▸ **Activity**
Go through the data below and copy each line that includes "music".

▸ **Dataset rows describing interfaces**
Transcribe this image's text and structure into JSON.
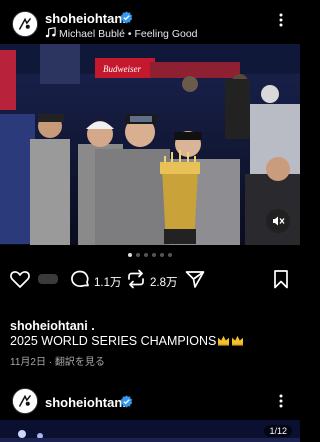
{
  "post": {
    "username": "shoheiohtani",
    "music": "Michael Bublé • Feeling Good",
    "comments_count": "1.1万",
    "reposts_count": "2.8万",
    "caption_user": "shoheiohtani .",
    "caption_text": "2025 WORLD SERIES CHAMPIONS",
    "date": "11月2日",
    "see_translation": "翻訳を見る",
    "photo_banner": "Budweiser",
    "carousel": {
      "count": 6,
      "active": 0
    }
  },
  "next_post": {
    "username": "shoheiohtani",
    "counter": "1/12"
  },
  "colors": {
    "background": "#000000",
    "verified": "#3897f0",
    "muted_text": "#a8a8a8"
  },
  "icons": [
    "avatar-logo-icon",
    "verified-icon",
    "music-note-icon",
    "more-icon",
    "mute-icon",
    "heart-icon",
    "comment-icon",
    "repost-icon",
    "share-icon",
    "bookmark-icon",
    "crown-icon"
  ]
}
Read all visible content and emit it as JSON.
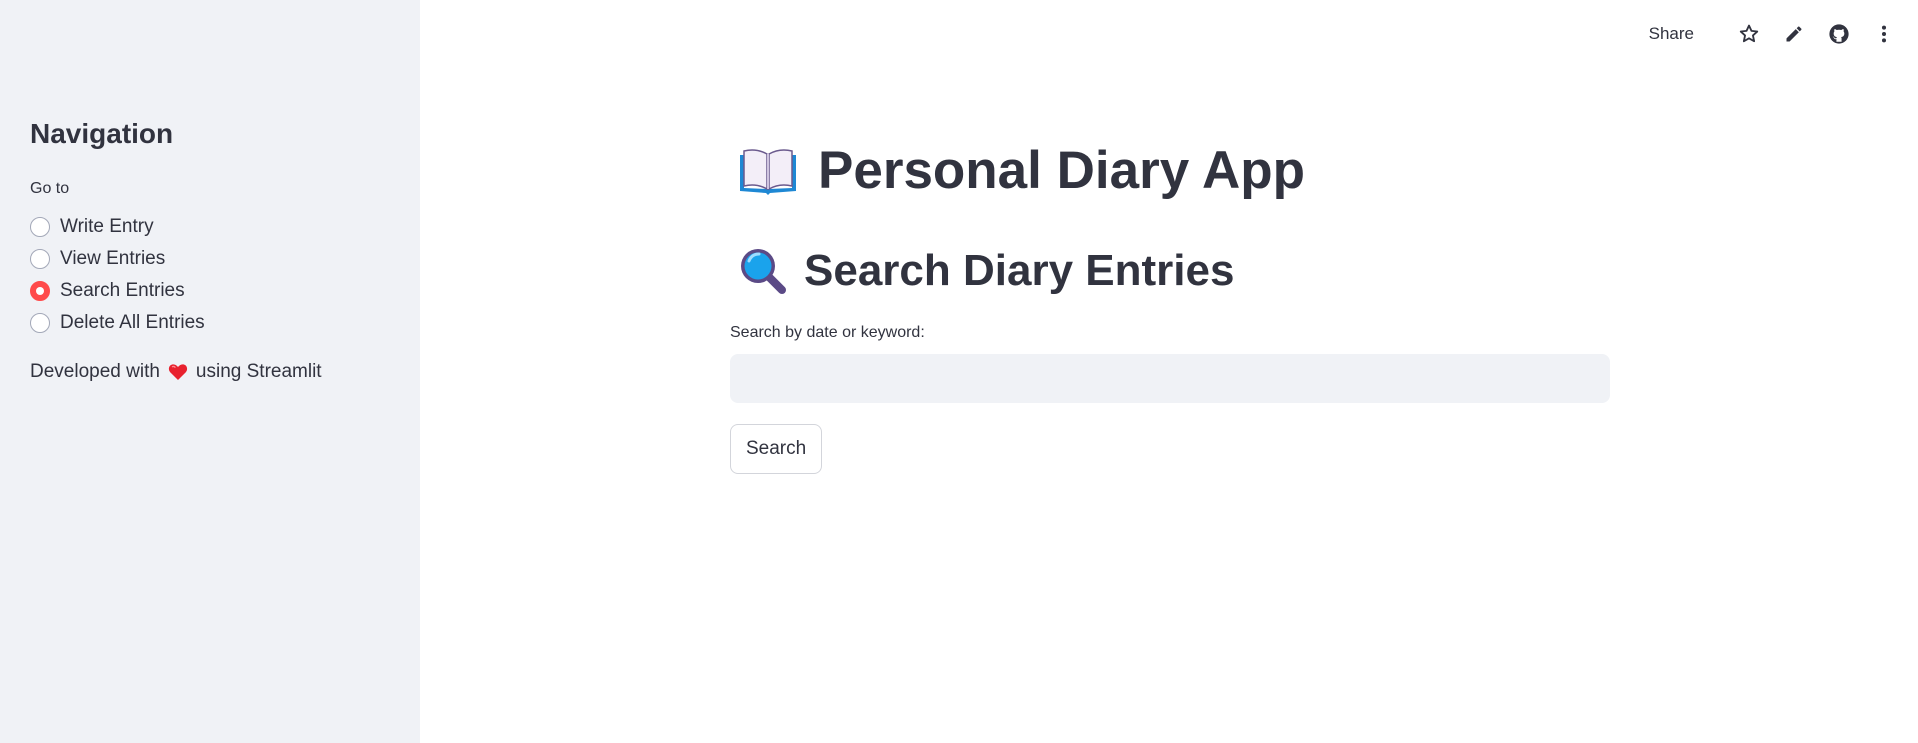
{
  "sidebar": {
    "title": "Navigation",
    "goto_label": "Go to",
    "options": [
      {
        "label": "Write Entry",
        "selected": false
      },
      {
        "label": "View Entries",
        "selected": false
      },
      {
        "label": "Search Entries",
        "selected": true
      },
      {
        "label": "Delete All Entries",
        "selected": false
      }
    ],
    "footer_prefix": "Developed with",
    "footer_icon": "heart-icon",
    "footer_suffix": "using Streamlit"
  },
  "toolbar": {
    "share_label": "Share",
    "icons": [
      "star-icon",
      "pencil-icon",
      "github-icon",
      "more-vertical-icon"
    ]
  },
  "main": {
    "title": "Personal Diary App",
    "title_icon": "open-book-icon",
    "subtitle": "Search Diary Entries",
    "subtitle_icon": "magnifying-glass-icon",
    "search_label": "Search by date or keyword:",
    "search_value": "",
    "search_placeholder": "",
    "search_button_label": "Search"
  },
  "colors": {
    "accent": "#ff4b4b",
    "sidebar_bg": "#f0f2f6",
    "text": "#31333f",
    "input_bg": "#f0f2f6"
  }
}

▸ **Exercise answer**
    "music": "Michael Bublé • Feeling Good",
    "music-note-icon",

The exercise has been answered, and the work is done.